from the United States District Court for the Southern
District of Texas
WIENER, SOUTHWICK, and COSTA, Circuit Judges.
PETITION FOR REHEARING
H. SOUTHWICK, CIRCUIT JUDGE.
petition for rehearing is DENIED. The court's prior
opinion is withdrawn, and this opinion is substituted.
convicted Charles Fulton, Sr. on four counts of sex
trafficking and one count of conspiracy. The most significant
issue concerns a long-delayed search of his cellphone. Fulton
also makes arguments drawn from the Confrontation and Grand
Jury clauses of the Constitution, and he challenges the
sufficiency of the evidence. We AFFIRM.
AND PROCEDURAL BACKGROUND
October 2014, a Galveston juvenile probation officer learned
from the father of a juvenile she supervised that the girl
was pictured in an online advertisement offering her services
as an "escort" - in effect, a prostitute. The
probation officer began to investigate and saw that the house
where the girl had been arrested was a location where other
young girls consistently were arrested. She began monitoring
incoming police reports, spoke with some of the girls,
compiled a list of names and ages, and gathered information
from other probation officers. Her investigation revealed
common links among the girls: Charles Fulton, Sr. and a
residence on Avenue L. In February and early March 2015, the
Galveston Police Department, in tandem with the FBI, began an
investigation. Police discovered that Fulton acted as the
girls' pimp, directing them to prostitution dates;
providing them with food, condoms, housing, and drugs; and
having sex with some of them as young as 15.
2016, Fulton was indicted in the United States District Court
for the Southern District of Texas on six counts of sex
trafficking in violation of 18 U.S.C. § 1591(a)-(b)
(2015), with a different minor victim identified in each
count. Fulton was also charged with a seventh count for
conspiracy to commit sex trafficking under 18 U.S.C. §
1594(c). He was found guilty after a jury trial on four of
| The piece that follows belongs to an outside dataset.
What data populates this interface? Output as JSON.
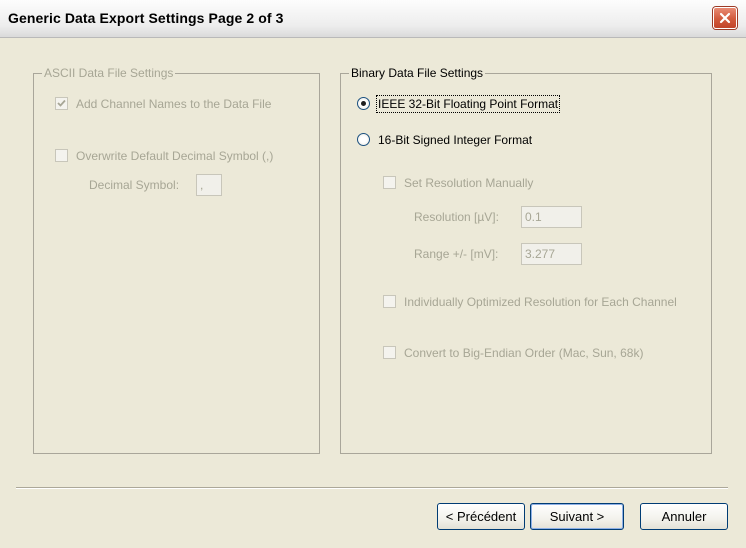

the substantive counts and on the conspiracy count. The
district court sentenced him to prison for concurrent life
analyze four issues. First, Fulton asserts the district court
admitted evidence obtained from his cellphone in violation of
the Fourth Amendment. Second, he argues the district court
violated the Confrontation Clause by prohibiting him from
questioning one of the minor victims about a purported
aggravated assault charge. Third, he argues that special
findings made by the jury in two of his counts of conviction
were not supported by sufficient evidence. Finally, Fulton
contends the district court violated the Grand Jury Clause by
constructively amending the indictment.
Search of Fulton's phone
February 2015, Galveston police obtained a search warrant on
the Avenue L house where the prostitution was based. The
warrant, though, was due to a separate investigation into
Fulton's narcotics activities. Fulton's cellphone was
seized. Nine days later, police obtained a second warrant to
examine its contents but were unable to bypass the
phone's security features. Around this same time, the FBI
agent assisting with the Fulton sex-trafficking investigation
learned that the Galveston police had the phone. The agent
acquired it to determine if the FBI could access the
phone's data. Three weeks later, that agent obtained a
federal warrant to search the phone. Still, it took a year
before the data on the phone was accessed. The FBI discovered
evidence that helped piece together Fulton's involvement
with the minor victims. Fulton moved to suppress the
evidence, but the district court denied the motion. At trial,
the Government introduced evidence of the phone's
contents through the testimony of the FBI agent and of minor
victims. The district court also admitted evidence such as
text messages, a photograph, and the results of searches of
the phone's files, linking Fulton to five minor victims
and revealing behaviors consistent with sex trafficking.
appeal, Fulton argues that the phone's seizure in the
February 2015 raid violated the Fourth Amendment. He
alternatively argues that even if the initial seizure had
been lawful, the nine-day delay in obtaining a warrant to
search it was unconstitutional. At oral argument,
Fulton's counsel stated that those two arguments are the
limit of the objections to the search and seizure. Thus, no
issue is made about the FBI's obtaining the phone,
procuring its own search warrant, and finally accessing the
data on the phone a year later.
review a ruling on a motion to suppress "in the light
most favorable to the verdict," accepting "the
district court's factual findings unless clearly
erroneous or influenced by an incorrect view of the law"
and reviewing "questions of law de novo."
United States v. Carrillo-Morales, 27 F.3d 1054,
1060-61 (5th Cir. 1994). The disagreements here are ones of
law. We review the sufficiency of the warrant authorizing the
seizure of Fulton's phone de novo. United
States v. Cavazos, 288 F.3d 706, 709 (5th Cir. 2002). We
also review the district court's determination of the
reasonableness of a search or seizure de novo.
United States v. Jones, 133 F.3d 358, 360 (5th Cir.
Whether the narcotics warrant authorized the ...